The data: Begin

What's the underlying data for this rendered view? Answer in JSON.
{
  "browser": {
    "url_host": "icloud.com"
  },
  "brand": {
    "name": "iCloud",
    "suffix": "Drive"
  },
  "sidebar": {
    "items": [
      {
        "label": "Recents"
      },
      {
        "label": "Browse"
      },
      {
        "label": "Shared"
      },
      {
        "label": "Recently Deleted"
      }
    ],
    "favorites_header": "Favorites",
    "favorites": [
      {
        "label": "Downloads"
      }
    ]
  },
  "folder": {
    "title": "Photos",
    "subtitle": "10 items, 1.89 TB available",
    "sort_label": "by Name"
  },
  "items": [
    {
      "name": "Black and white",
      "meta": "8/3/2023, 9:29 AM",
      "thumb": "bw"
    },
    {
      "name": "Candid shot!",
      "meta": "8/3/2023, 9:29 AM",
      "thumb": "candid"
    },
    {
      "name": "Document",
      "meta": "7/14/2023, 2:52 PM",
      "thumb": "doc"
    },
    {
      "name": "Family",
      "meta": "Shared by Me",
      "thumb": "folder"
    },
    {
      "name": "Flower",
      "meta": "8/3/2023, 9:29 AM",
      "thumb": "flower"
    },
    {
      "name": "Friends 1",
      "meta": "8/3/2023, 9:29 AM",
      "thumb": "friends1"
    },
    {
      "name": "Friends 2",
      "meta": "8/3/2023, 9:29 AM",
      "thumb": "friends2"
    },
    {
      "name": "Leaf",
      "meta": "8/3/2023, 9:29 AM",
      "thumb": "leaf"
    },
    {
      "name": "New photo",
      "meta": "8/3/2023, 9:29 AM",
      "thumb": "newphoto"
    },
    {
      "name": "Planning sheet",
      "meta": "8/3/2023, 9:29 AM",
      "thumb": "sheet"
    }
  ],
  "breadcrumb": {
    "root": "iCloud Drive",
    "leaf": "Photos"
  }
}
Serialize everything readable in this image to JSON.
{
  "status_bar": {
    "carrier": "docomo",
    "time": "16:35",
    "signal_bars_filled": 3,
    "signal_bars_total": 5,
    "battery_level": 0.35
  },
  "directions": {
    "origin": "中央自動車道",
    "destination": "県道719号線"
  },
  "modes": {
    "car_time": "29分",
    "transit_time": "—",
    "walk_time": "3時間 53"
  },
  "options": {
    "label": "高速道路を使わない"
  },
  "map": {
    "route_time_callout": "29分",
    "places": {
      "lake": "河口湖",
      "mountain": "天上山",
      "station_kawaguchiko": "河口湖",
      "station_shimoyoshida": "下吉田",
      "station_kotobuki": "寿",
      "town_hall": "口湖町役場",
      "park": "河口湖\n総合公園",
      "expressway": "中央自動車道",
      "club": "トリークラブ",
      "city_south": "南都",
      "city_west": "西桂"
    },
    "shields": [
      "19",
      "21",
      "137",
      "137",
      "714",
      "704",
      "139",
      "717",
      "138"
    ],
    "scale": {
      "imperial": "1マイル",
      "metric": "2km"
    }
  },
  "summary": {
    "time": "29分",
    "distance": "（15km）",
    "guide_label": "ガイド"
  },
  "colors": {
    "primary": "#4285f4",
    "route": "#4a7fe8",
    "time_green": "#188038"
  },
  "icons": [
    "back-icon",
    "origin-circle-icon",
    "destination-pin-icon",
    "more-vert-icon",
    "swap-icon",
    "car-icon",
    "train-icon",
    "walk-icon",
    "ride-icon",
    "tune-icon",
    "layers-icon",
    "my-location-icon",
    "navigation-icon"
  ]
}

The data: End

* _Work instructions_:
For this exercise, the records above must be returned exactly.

* _Answer space_:
What's the underlying data for this rendered view? Answer in JSON.
{
  "browser": {
    "url_host": "icloud.com"
  },
  "brand": {
    "name": "iCloud",
    "suffix": "Drive"
  },
  "sidebar": {
    "items": [
      {
        "label": "Recents"
      },
      {
        "label": "Browse"
      },
      {
        "label": "Shared"
      },
      {
        "label": "Recently Deleted"
      }
    ],
    "favorites_header": "Favorites",
    "favorites": [
      {
        "label": "Downloads"
      }
    ]
  },
  "folder": {
    "title": "Photos",
    "subtitle": "10 items, 1.89 TB available",
    "sort_label": "by Name"
  },
  "items": [
    {
      "name": "Black and white",
      "meta": "8/3/2023, 9:29 AM",
      "thumb": "bw"
    },
    {
      "name": "Candid shot!",
      "meta": "8/3/2023, 9:29 AM",
      "thumb": "candid"
    },
    {
      "name": "Document",
      "meta": "7/14/2023, 2:52 PM",
      "thumb": "doc"
    },
    {
      "name": "Family",
      "meta": "Shared by Me",
      "thumb": "folder"
    },
    {
      "name": "Flower",
      "meta": "8/3/2023, 9:29 AM",
      "thumb": "flower"
    },
    {
      "name": "Friends 1",
      "meta": "8/3/2023, 9:29 AM",
      "thumb": "friends1"
    },
    {
      "name": "Friends 2",
      "meta": "8/3/2023, 9:29 AM",
      "thumb": "friends2"
    },
    {
      "name": "Leaf",
      "meta": "8/3/2023, 9:29 AM",
      "thumb": "leaf"
    },
    {
      "name": "New photo",
      "meta": "8/3/2023, 9:29 AM",
      "thumb": "newphoto"
    },
    {
      "name": "Planning sheet",
      "meta": "8/3/2023, 9:29 AM",
      "thumb": "sheet"
    }
  ],
  "breadcrumb": {
    "root": "iCloud Drive",
    "leaf": "Photos"
  }
}
Serialize everything readable in this image to JSON.
{
  "status_bar": {
    "carrier": "docomo",
    "time": "16:35",
    "signal_bars_filled": 3,
    "signal_bars_total": 5,
    "battery_level": 0.35
  },
  "directions": {
    "origin": "中央自動車道",
    "destination": "県道719号線"
  },
  "modes": {
    "car_time": "29分",
    "transit_time": "—",
    "walk_time": "3時間 53"
  },
  "options": {
    "label": "高速道路を使わない"
  },
  "map": {
    "route_time_callout": "29分",
    "places": {
      "lake": "河口湖",
      "mountain": "天上山",
      "station_kawaguchiko": "河口湖",
      "station_shimoyoshida": "下吉田",
      "station_kotobuki": "寿",
      "town_hall": "口湖町役場",
      "park": "河口湖\n総合公園",
      "expressway": "中央自動車道",
      "club": "トリークラブ",
      "city_south": "南都",
      "city_west": "西桂"
    },
    "shields": [
      "19",
      "21",
      "137",
      "137",
      "714",
      "704",
      "139",
      "717",
      "138"
    ],
    "scale": {
      "imperial": "1マイル",
      "metric": "2km"
    }
  },
  "summary": {
    "time": "29分",
    "distance": "（15km）",
    "guide_label": "ガイド"
  },
  "colors": {
    "primary": "#4285f4",
    "route": "#4a7fe8",
    "time_green": "#188038"
  },
  "icons": [
    "back-icon",
    "origin-circle-icon",
    "destination-pin-icon",
    "more-vert-icon",
    "swap-icon",
    "car-icon",
    "train-icon",
    "walk-icon",
    "ride-icon",
    "tune-icon",
    "layers-icon",
    "my-location-icon",
    "navigation-icon"
  ]
}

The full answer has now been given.